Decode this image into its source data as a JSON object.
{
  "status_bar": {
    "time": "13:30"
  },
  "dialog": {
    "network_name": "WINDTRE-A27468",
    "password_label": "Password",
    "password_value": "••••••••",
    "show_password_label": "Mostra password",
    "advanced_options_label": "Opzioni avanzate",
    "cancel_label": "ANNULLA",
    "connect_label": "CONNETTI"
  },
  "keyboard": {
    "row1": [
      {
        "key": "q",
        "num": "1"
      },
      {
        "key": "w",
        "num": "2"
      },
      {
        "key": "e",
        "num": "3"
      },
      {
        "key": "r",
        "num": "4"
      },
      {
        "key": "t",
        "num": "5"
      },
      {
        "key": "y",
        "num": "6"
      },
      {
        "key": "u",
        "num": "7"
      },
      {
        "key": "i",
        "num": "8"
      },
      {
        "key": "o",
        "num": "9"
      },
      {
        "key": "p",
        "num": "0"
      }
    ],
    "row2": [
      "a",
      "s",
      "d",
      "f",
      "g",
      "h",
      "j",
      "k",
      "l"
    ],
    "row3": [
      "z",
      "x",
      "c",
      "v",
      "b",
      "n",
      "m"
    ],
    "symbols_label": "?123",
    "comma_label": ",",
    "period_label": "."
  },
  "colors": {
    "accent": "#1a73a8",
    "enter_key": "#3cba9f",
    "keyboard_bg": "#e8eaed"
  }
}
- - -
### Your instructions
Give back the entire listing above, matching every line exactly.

### Output below
Decode this image into its source data as a JSON object.
{
  "status_bar": {
    "time": "13:30"
  },
  "dialog": {
    "network_name": "WINDTRE-A27468",
    "password_label": "Password",
    "password_value": "••••••••",
    "show_password_label": "Mostra password",
    "advanced_options_label": "Opzioni avanzate",
    "cancel_label": "ANNULLA",
    "connect_label": "CONNETTI"
  },
  "keyboard": {
    "row1": [
      {
        "key": "q",
        "num": "1"
      },
      {
        "key": "w",
        "num": "2"
      },
      {
        "key": "e",
        "num": "3"
      },
      {
        "key": "r",
        "num": "4"
      },
      {
        "key": "t",
        "num": "5"
      },
      {
        "key": "y",
        "num": "6"
      },
      {
        "key": "u",
        "num": "7"
      },
      {
        "key": "i",
        "num": "8"
      },
      {
        "key": "o",
        "num": "9"
      },
      {
        "key": "p",
        "num": "0"
      }
    ],
    "row2": [
      "a",
      "s",
      "d",
      "f",
      "g",
      "h",
      "j",
      "k",
      "l"
    ],
    "row3": [
      "z",
      "x",
      "c",
      "v",
      "b",
      "n",
      "m"
    ],
    "symbols_label": "?123",
    "comma_label": ",",
    "period_label": "."
  },
  "colors": {
    "accent": "#1a73a8",
    "enter_key": "#3cba9f",
    "keyboard_bg": "#e8eaed"
  }
}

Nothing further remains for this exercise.